Last weekend saw Arsenal snatch a point at Eastlands against Premier League champions Manchester City. The Gunners dominated possession in the game and created the larger number of chances, but it was their dominance in midfield that hinted at what this team has in store for the season.
In a game that exposed the defensive frailties of both sides – both goals the result of lapses in concentration defending corners – and equally demonstrated the room for improvement in finishing with both teams squandering their numerous chances in front of goal.
The middle of the park, however, is where the game provided both managers with food for thought. Roberto Mancini has cause for concern after witnessing his midfield dominated by Arsene Wenger’s side who, after Sunday’s game, will likely feel justified in his sale of Alex Song to Barcelona this summer – Arsenal already had a world-class ‘defensive’ midfielder in the unsung hero of the game, Mikel Arteta.
The Spaniard has played most of his career as a playmaker – a creative architect in the centre of the park. For Everton, although occasionally utilized on the right, he played 174 games as their nucleus and, since his move to Arsenal last year, has been playing much the same role.
Upon his arrival at the Emirates, there were sections of Gunners’ fans who dismissed the 29-year-old, nicknaming him ‘Fabregas-Lite”. It was unfortunate for the Spaniard that he came in to replace one of the best young playmakers this league has seen, in his compatriot Cesc Fabregas.
Like Fabregas, Arteta also has “Barcelona DNA”, having trained his way up through the ranks of their youth academies and Barcelona B team. The player was, perhaps, unfortunate that he graduated to senior level in an era of unprecedented excellence, competing for his place with the likes of Xavi and Adres Iniesta, two of the greatest midfielders, and passers of the ball, the sport has ever seen.
Subsequently, he found his home away from home in Britain – first in Scotland, playing for Rangers for two years before he made his way southwards to the English Premier League. His time at Goodison Park saw him become a fans’ favourite. His dedication to the team never in question – his commitment unequivocal, his talent exceptional.
Although happy playing his football for Everton, when tempted by the lure of playing in the Champion’s League, at the age of 29, the Spaniard may have felt it would be his last chance to make a ‘big move’. He signed for Arsenal on deadline day 2011, and has since made the transition appear effortless. His goal at the Emirates last season against Manchester City, sealed his reputation as one of the best midfielders in the league.
But this season, in the absence of an out-and-out DM, Arteta has found himself a new role – as Arsenal’s enforcer. Playing just in front of the Arsenal back line, Mikel Arteta has become the pivotal link between the new-look Arsenal midfield and the defence. Saturday’s trip to the Etihad saw Arteta make tackle after tackle and use his position to crowd the City attackers out. He put pressure on the player every time they wandered into his defensive jurisdiction and made himself a presence in and around the Arsenal box.

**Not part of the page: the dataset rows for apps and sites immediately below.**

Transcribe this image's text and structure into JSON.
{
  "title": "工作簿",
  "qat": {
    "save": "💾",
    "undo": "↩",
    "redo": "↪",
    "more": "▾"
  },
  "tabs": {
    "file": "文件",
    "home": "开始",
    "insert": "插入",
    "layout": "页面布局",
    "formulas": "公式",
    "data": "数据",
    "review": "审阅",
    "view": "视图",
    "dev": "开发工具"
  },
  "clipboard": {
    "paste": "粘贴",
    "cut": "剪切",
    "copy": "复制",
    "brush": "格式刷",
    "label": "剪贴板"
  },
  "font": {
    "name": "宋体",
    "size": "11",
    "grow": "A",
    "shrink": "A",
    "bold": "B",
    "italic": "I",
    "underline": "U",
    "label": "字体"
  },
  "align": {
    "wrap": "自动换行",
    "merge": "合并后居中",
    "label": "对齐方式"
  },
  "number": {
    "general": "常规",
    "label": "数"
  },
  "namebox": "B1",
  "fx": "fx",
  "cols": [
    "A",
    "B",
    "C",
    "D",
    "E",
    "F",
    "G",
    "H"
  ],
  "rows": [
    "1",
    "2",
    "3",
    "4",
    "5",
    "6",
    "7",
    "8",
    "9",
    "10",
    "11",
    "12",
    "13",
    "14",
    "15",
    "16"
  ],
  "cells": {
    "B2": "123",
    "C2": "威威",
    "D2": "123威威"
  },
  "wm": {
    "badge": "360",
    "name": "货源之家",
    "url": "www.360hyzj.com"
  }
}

In that game he completed 100 passes out of 106 (94% accuracy) - an incredible stat when you consider his work-rate off the ball.
Arsene Wenger took the heat when Alex Song followed Robin van Persie out the door, especially after the Gunners failed to replace him with Nuri Sahin who, after arguing the toss over a contract, ended up on loan at Anfield. But it appears Arsene really does ‘know’, as Arteta’s performances so far have left Arsenal fans singing a very different song – “Alex who?”
image: © wonker